PROVIDED MATERIAL
━━━━━━━━

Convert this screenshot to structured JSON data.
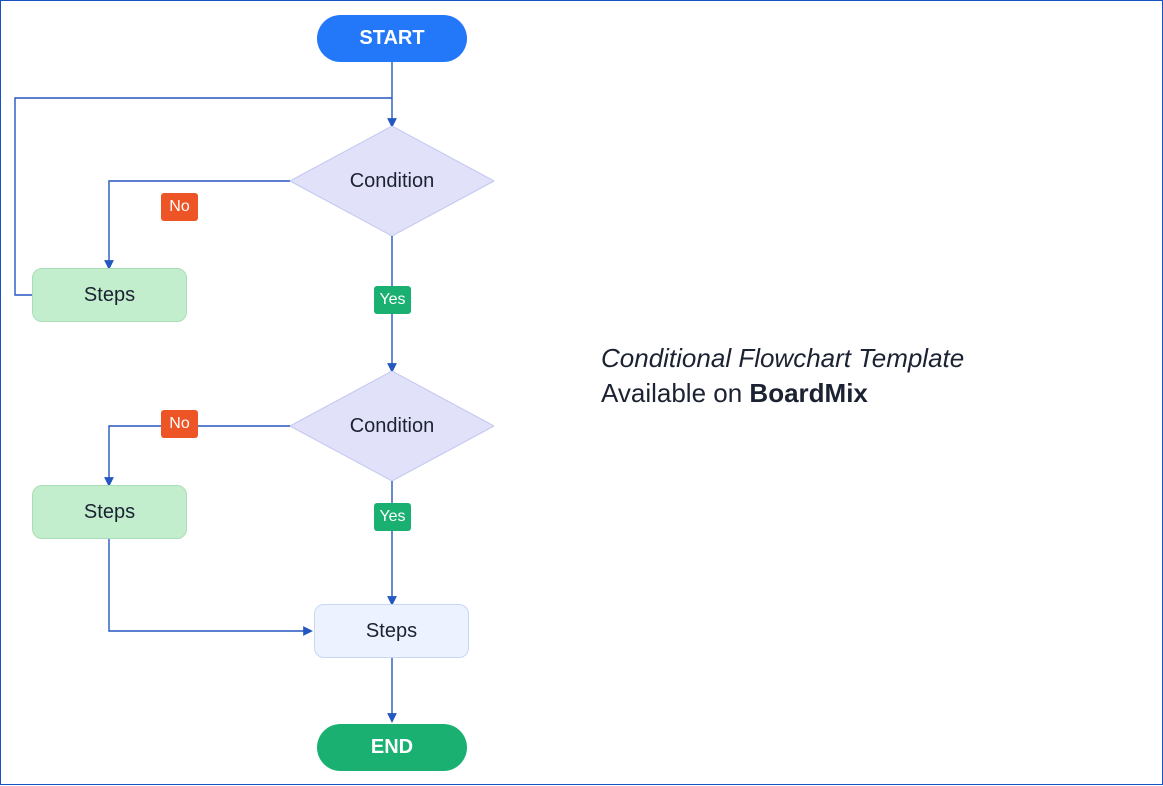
{
  "nodes": {
    "start": "START",
    "condition1": "Condition",
    "condition2": "Condition",
    "steps_left1": "Steps",
    "steps_left2": "Steps",
    "steps_main": "Steps",
    "end": "END"
  },
  "edges": {
    "no1": "No",
    "yes1": "Yes",
    "no2": "No",
    "yes2": "Yes"
  },
  "caption": {
    "title": "Conditional Flowchart Template",
    "available_prefix": "Available on ",
    "brand": "BoardMix"
  },
  "colors": {
    "start": "#2377F9",
    "end": "#1AB072",
    "diamond_fill": "#E1E2F9",
    "diamond_stroke": "#C4C7F0",
    "process_green": "#C2EECD",
    "process_light": "#ECF2FF",
    "tag_no": "#ED5426",
    "tag_yes": "#1AB072",
    "line": "#2457BF"
  }
}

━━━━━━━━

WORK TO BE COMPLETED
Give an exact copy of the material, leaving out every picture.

SOLUTION TO THE EXERCISE
Convert this screenshot to structured JSON data.
{
  "nodes": {
    "start": "START",
    "condition1": "Condition",
    "condition2": "Condition",
    "steps_left1": "Steps",
    "steps_left2": "Steps",
    "steps_main": "Steps",
    "end": "END"
  },
  "edges": {
    "no1": "No",
    "yes1": "Yes",
    "no2": "No",
    "yes2": "Yes"
  },
  "caption": {
    "title": "Conditional Flowchart Template",
    "available_prefix": "Available on ",
    "brand": "BoardMix"
  },
  "colors": {
    "start": "#2377F9",
    "end": "#1AB072",
    "diamond_fill": "#E1E2F9",
    "diamond_stroke": "#C4C7F0",
    "process_green": "#C2EECD",
    "process_light": "#ECF2FF",
    "tag_no": "#ED5426",
    "tag_yes": "#1AB072",
    "line": "#2457BF"
  }
}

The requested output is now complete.